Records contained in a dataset
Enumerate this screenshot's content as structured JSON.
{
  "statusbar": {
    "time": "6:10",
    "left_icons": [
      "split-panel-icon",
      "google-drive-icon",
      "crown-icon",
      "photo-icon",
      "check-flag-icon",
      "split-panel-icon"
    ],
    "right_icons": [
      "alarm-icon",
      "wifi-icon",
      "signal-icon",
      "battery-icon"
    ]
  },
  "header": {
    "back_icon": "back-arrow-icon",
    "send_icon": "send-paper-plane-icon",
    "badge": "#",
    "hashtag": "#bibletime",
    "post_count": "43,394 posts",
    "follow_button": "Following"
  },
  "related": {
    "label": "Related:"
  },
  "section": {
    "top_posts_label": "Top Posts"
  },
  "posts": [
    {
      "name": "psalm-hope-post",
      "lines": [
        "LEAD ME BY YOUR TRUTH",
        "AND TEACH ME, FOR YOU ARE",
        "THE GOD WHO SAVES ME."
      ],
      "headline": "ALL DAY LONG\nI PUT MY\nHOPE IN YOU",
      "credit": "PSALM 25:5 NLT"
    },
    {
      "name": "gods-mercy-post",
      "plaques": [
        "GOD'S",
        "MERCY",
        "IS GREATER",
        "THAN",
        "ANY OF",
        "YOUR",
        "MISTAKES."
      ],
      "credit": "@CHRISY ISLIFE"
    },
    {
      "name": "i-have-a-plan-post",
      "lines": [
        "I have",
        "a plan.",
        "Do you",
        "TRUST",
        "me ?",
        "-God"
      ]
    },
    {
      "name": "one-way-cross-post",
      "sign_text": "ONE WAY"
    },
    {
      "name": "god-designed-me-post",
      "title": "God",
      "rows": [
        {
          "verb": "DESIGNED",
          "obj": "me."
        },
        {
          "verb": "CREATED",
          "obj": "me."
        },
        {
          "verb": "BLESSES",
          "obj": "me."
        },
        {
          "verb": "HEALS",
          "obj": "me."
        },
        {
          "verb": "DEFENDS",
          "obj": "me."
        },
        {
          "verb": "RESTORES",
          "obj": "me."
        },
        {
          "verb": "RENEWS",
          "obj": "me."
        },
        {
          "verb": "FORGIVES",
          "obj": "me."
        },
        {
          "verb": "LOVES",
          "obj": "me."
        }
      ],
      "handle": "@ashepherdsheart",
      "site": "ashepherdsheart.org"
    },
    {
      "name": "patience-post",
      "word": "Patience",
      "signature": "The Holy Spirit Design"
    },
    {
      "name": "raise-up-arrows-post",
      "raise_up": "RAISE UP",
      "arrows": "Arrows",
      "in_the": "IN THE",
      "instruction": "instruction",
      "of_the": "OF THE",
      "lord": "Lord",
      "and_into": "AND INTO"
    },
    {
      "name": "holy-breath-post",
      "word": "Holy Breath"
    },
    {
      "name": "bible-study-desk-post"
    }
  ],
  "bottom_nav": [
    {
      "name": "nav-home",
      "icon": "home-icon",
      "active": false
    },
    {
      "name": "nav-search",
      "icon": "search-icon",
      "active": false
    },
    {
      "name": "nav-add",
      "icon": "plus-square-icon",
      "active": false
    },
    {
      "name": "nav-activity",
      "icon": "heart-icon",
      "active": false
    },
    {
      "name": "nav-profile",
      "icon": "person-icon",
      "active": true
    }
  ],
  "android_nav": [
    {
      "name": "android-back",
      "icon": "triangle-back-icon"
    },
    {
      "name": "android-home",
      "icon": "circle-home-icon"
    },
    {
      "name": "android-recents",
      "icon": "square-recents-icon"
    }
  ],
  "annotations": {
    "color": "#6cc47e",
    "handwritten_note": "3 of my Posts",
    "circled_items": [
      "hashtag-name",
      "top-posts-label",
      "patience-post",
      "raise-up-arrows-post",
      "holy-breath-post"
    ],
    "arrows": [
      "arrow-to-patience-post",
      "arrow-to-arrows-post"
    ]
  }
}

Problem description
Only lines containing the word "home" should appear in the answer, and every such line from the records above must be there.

Result for this task
      "name": "nav-home",
      "icon": "home-icon",
      "name": "android-home",
      "icon": "circle-home-icon"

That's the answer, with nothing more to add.